At any point, one side can escalate to actual violence and enter stage two, “The Struggle.” Weapons are drawn, wounds are made, and both sides are actively trying to beat the other down. Should the duel end in this stage, the consequences must be more severe, and can include permanent wounds, marred legacies, and other such long-lasting changes.
Again, either contestant can then choose to escalate to the third and final stage, “The Finishing Blow.” This involves actives attempts to murder each other. Consequences of loss here can and should include death or serious crippling injury, destruction of legacy, and so on.
As previously stated, until this point the mechanic is a winner-take-all (well, most) setup. The victor gets to decide consequences appropriate to the stage in which they won, no higher, no lower. The loser gets to state one concession, provided they still had a card in their hand at the time of their concession.
All of this has now come into question after this last week’s playtest session. Until then, I had not put much serious work into defining the greater full-group “battle” mechanics, for use when a one-on-one or two-on-two duel just wouldn’t be enough. In the new Battle mechanics (Which I also call Pack Warfare), the flow involves creating and controlling “battle fronts” in a similar flow. During each “Stage” of the Battle, the two sides create and then war over up to three different Battle Fronts, which are basically locations where battle is happening. In our test battle, the fronts were The Yard, The Porch, and The Back Scrapyard (all outside features of a house they were besieging). Had the battle moved inside in a second stage, the new Fronts might have been Front Hall, Parlor, and Stairwell.
By winning a front, you win a point. The stage ends when no one can play anymore, and the Fronts are scored. Battle can continue to the next stage if the side with fewer points wants to keep going, but the victor names the first new front. The basic flow worked pretty well, with a few bits needing clarification or smoothing out.
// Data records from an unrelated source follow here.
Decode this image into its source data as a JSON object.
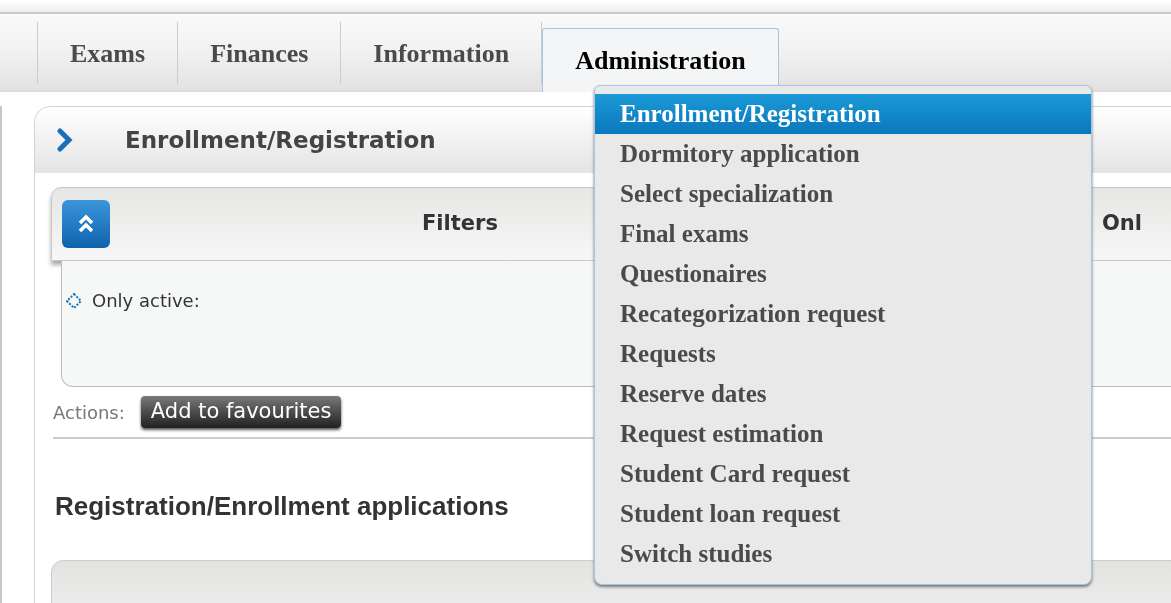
{
  "tabs": [
    {
      "label": "Exams",
      "selected": false
    },
    {
      "label": "Finances",
      "selected": false
    },
    {
      "label": "Information",
      "selected": false
    },
    {
      "label": "Administration",
      "selected": true
    }
  ],
  "menu": {
    "items": [
      {
        "label": "Enrollment/Registration",
        "selected": true
      },
      {
        "label": "Dormitory application",
        "selected": false
      },
      {
        "label": "Select specialization",
        "selected": false
      },
      {
        "label": "Final exams",
        "selected": false
      },
      {
        "label": "Questionaires",
        "selected": false
      },
      {
        "label": "Recategorization request",
        "selected": false
      },
      {
        "label": "Requests",
        "selected": false
      },
      {
        "label": "Reserve dates",
        "selected": false
      },
      {
        "label": "Request estimation",
        "selected": false
      },
      {
        "label": "Student Card request",
        "selected": false
      },
      {
        "label": "Student loan request",
        "selected": false
      },
      {
        "label": "Switch studies",
        "selected": false
      }
    ]
  },
  "panel": {
    "title": "Enrollment/Registration",
    "filters": {
      "title": "Filters",
      "column_2": "Onl",
      "items": [
        "Only active:"
      ]
    },
    "actions": {
      "label": "Actions:",
      "buttons": [
        "Add to favourites"
      ]
    },
    "section_title": "Registration/Enrollment applications"
  }
}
Anyway, this now has me reconidering the original dueling mechanic. Instead of a winner-take-all approach, what if I applied points to each stage of the duel? Winnning the Confrontation gets you one point, winning the Struggle gets you two, and winning the Final Blow gets you three. Your final point value at the end determines the consequences you can apply, much in the same way they previously did, only this time there’s a good chance that both sides can apply consequences to each other.
Say, to kill a guy outright, you need 4 or more points. To kill him without any setback, of course, you need 6. At 3, both sides would e tied, and thus both sides would get some victory and yet some concession.
Still thinking this one over. Could use some input, folks.